|Islamic extremists beat Mr. Ibrahim Yusuf [name changed for security reasons], a 35-year-old Somali church leader, on September 20 in the neighborhood Saris in Addis Ababa, Ethiopia, reports Michael Ireland, chief correspondent, ASSIST News Service.|
The Washington-DC based human rights group, International Christian Concern (ICC), says Mr. Yusuf, who lives in another neighborhood in Addis Ababa, went to Saris to pick up documents that were left behind by his good friend David Abdulwahab Mohamed Ali.
The documents are about the persecution of the Somali churches. Mr. Ali was martyred in Somalia in April 2008 by Islamic militants.
According to Yusuf, a Somali Muslim man entered the house where the documents had been safeguarded since Ali's death and demanded to see them. Yusuf refused and the Muslim man left after threatening him.
ICC says that a few hours later, Yusuf left with the documents and was ambushed by five Muslim men who kicked and punched him repeatedly until he fainted and fell on the ground. Even after he fainted, the men continued their merciless assault for at least another fifteen minutes, according to the police report.
The attackers fled the scene when two policemen arrived. Yusuf was taken to Model Medium Clinic in Addis Ababa where he was treated and regained consciousness. He suffered lacerations and kidney and head injuries as a result of the attack.
ICC said two of the Muslim attackers were arrested on September 21. The rest are on the run.
The documents are now in safe hands.
Saris neighborhood is one of Addis Ababa's "little Mogadishus," populated by Somali refugees who have fled war-torn Somalia. The persecution against the Somali church has intensified since the beginning of the Muslim fasting month of Ramadan.
ICC explains that Somalis are predominately Muslims, but, there are many Somalis who are becoming Christians as a result of the hard work of missionaries.
Somalis who convert to Christianity face death. In the past year alone, five Somali converts to Christianity were killed simply for their faith. Even Somalis who live in neighboring countries such as Ethiopia and Kenya face persecution.
ICC's Regional Manager for Africa, Jonathan Racho, said, "It is unfortunate that Christian Somalis face persecution in countries where they live as refugees. We hope that Ethiopian authorities will take the necessary action to bring the perpetrators of the attack against Yusuf to justice."
ICC is a Washington-DC based human rights organization that exists to help persecuted Christians worldwide.
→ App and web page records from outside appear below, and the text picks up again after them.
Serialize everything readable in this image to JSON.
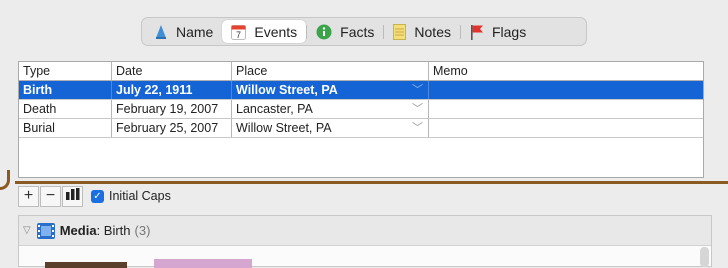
{
  "tabs": [
    {
      "label": "Name",
      "icon": "person-icon",
      "active": false
    },
    {
      "label": "Events",
      "icon": "calendar-icon",
      "active": true,
      "icon_text": "7"
    },
    {
      "label": "Facts",
      "icon": "info-icon",
      "active": false
    },
    {
      "label": "Notes",
      "icon": "notepad-icon",
      "active": false
    },
    {
      "label": "Flags",
      "icon": "flag-icon",
      "active": false
    }
  ],
  "table": {
    "columns": [
      "Type",
      "Date",
      "Place",
      "Memo"
    ],
    "rows": [
      {
        "type": "Birth",
        "date": "July 22, 1911",
        "place": "Willow Street, PA",
        "memo": "",
        "selected": true
      },
      {
        "type": "Death",
        "date": "February 19, 2007",
        "place": "Lancaster, PA",
        "memo": "",
        "selected": false
      },
      {
        "type": "Burial",
        "date": "February 25, 2007",
        "place": "Willow Street, PA",
        "memo": "",
        "selected": false
      }
    ]
  },
  "toolbar": {
    "add_label": "+",
    "remove_label": "−",
    "initial_caps_label": "Initial Caps",
    "initial_caps_checked": true
  },
  "media": {
    "label": "Media",
    "subject": ": Birth",
    "count": "(3)"
  },
  "colors": {
    "selection": "#1464d6",
    "annotation_line": "#8a5a22",
    "checkbox": "#1b6fe0"
  }
}
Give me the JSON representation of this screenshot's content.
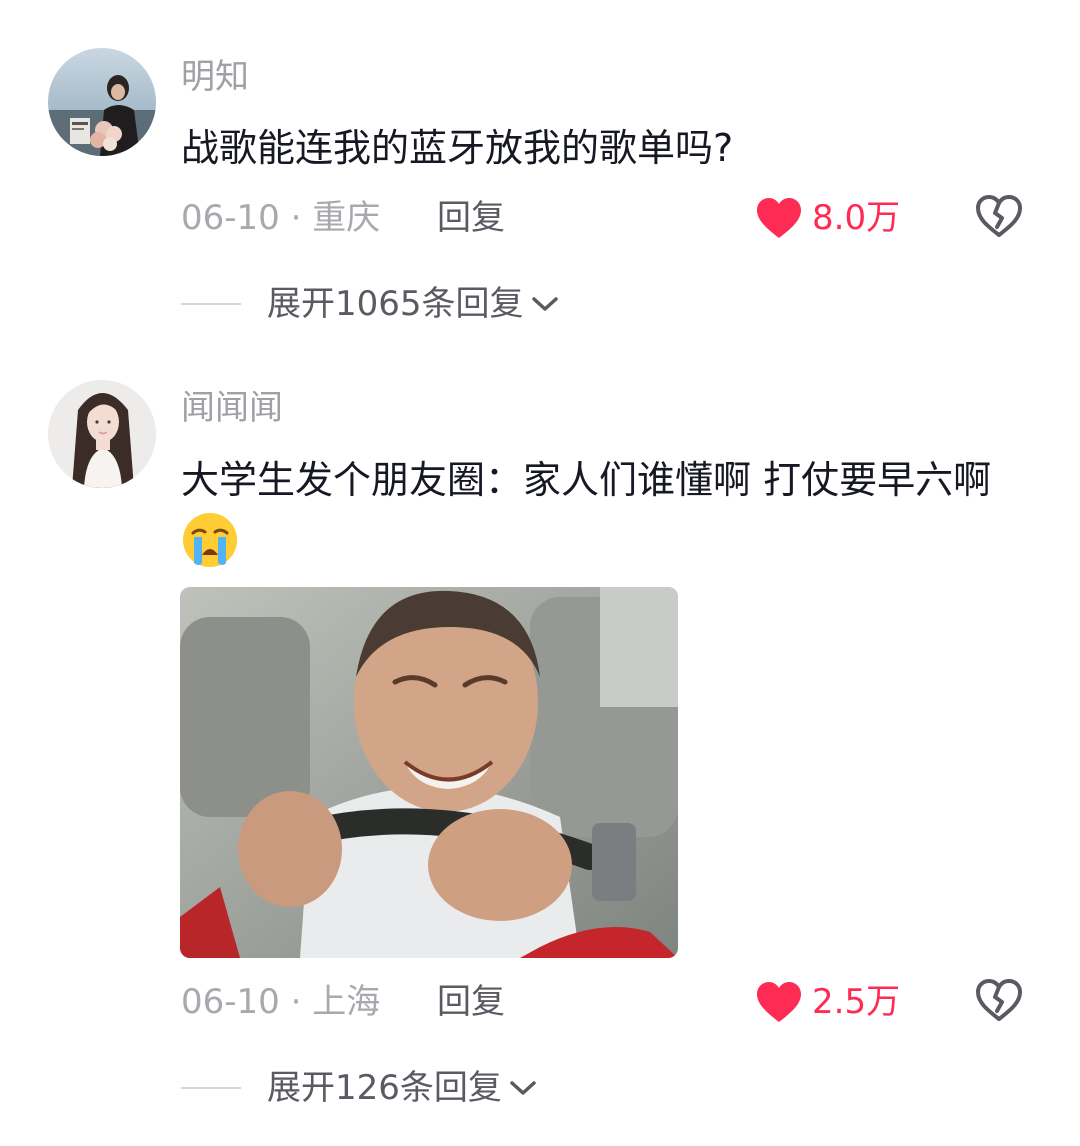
{
  "comments": [
    {
      "username": "明知",
      "text": "战歌能连我的蓝牙放我的歌单吗?",
      "meta": "06-10 · 重庆",
      "reply_label": "回复",
      "likes": "8.0万",
      "expand_label": "展开1065条回复"
    },
    {
      "username": "闻闻闻",
      "text": "大学生发个朋友圈：家人们谁懂啊 打仗要早六啊",
      "emoji": "loudly-crying-face",
      "meta": "06-10 · 上海",
      "reply_label": "回复",
      "likes": "2.5万",
      "expand_label": "展开126条回复"
    }
  ],
  "colors": {
    "like_red": "#fe2c55",
    "meta_gray": "#a8a8ae",
    "text_dark": "#161823"
  }
}
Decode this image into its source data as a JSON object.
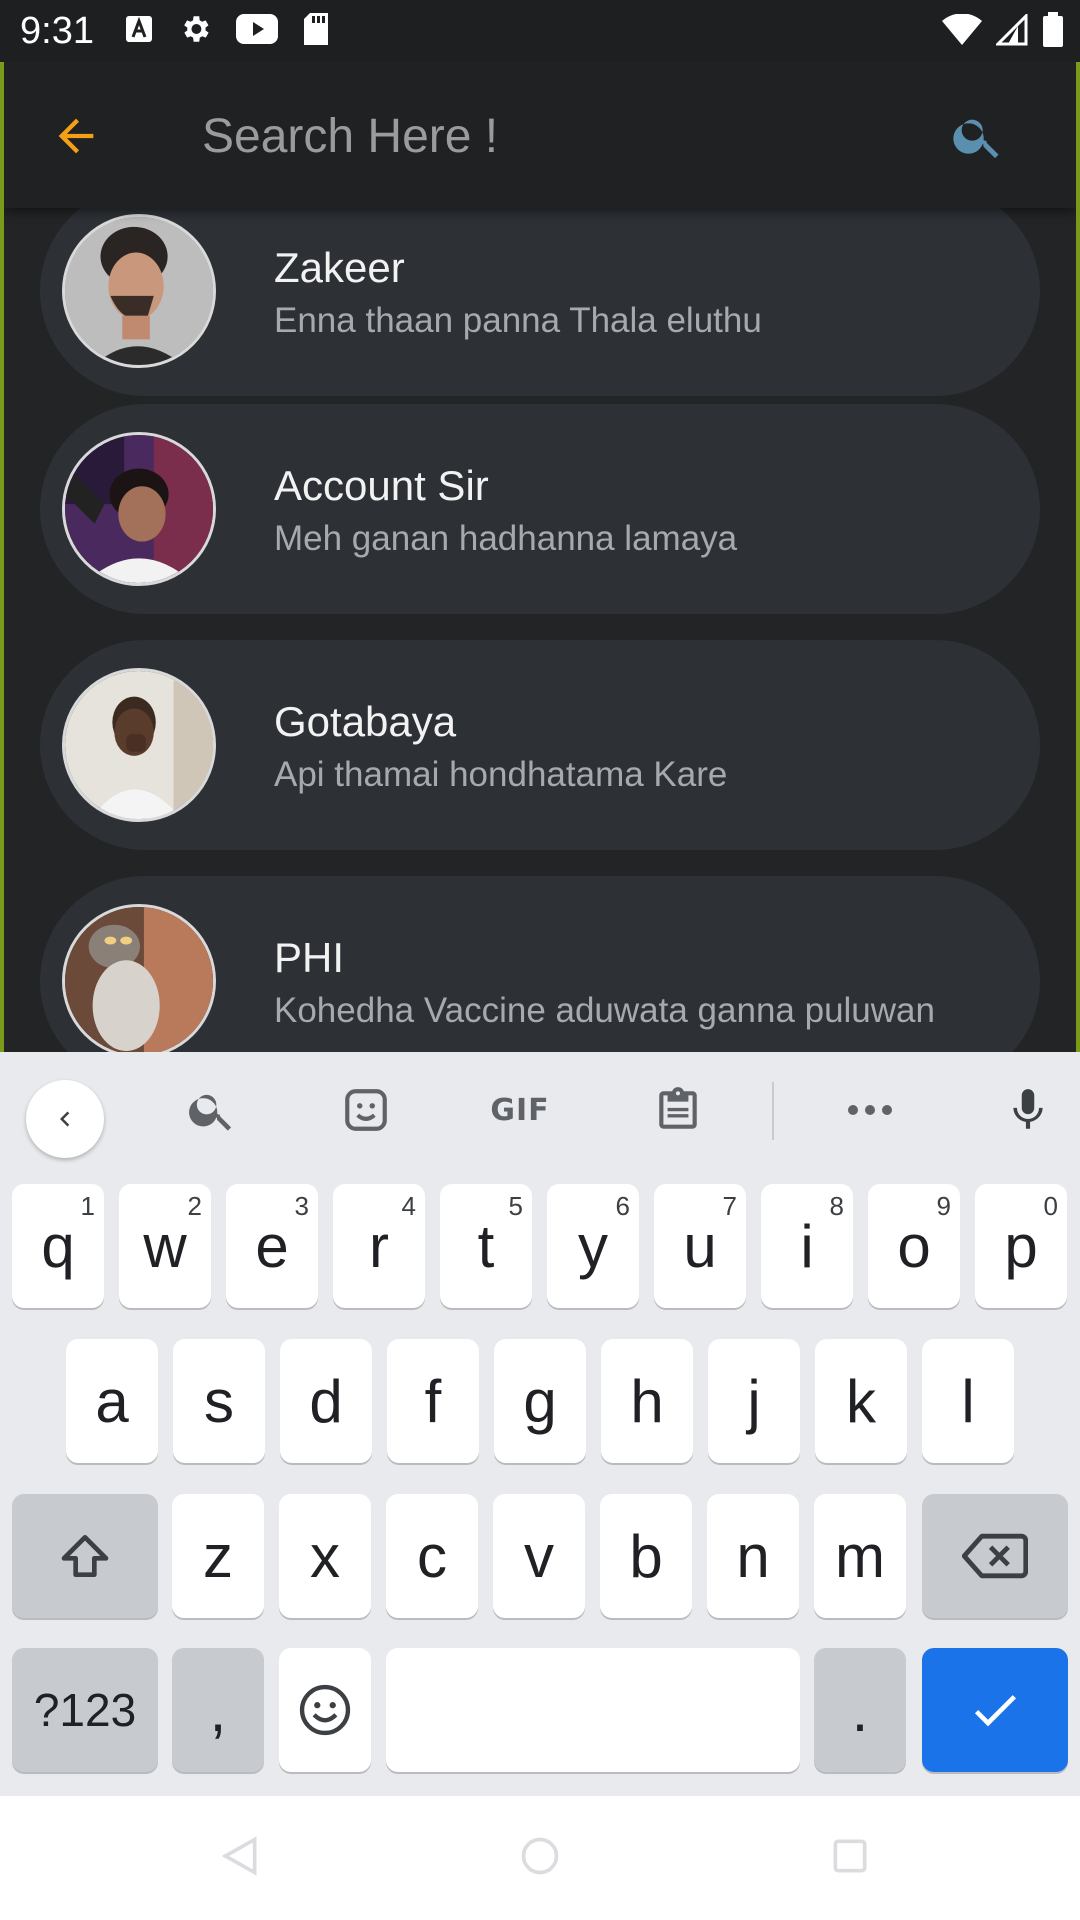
{
  "status_bar": {
    "time": "9:31"
  },
  "search": {
    "placeholder": "Search Here !",
    "value": ""
  },
  "chats": [
    {
      "name": "Zakeer",
      "message": "Enna thaan panna Thala eluthu"
    },
    {
      "name": "Account Sir",
      "message": "Meh ganan hadhanna lamaya"
    },
    {
      "name": "Gotabaya",
      "message": "Api thamai hondhatama Kare"
    },
    {
      "name": "PHI",
      "message": "Kohedha Vaccine aduwata ganna puluwan"
    }
  ],
  "keyboard": {
    "toolbar": {
      "gif_label": "GIF"
    },
    "row1": [
      {
        "key": "q",
        "hint": "1"
      },
      {
        "key": "w",
        "hint": "2"
      },
      {
        "key": "e",
        "hint": "3"
      },
      {
        "key": "r",
        "hint": "4"
      },
      {
        "key": "t",
        "hint": "5"
      },
      {
        "key": "y",
        "hint": "6"
      },
      {
        "key": "u",
        "hint": "7"
      },
      {
        "key": "i",
        "hint": "8"
      },
      {
        "key": "o",
        "hint": "9"
      },
      {
        "key": "p",
        "hint": "0"
      }
    ],
    "row2": [
      "a",
      "s",
      "d",
      "f",
      "g",
      "h",
      "j",
      "k",
      "l"
    ],
    "row3": [
      "z",
      "x",
      "c",
      "v",
      "b",
      "n",
      "m"
    ],
    "symbols_label": "?123",
    "comma_label": ",",
    "period_label": "."
  },
  "colors": {
    "accent_orange": "#f59f17",
    "search_icon_blue": "#5b8fb0",
    "app_background": "#222426",
    "chat_card": "#2d3136",
    "keyboard_action_blue": "#1a73e8"
  }
}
ICC provides Awareness, Advocacy, and Assistance to the worldwide persecuted Church.
Please contact ICC If you would like to take part in assistance to Somali Christians.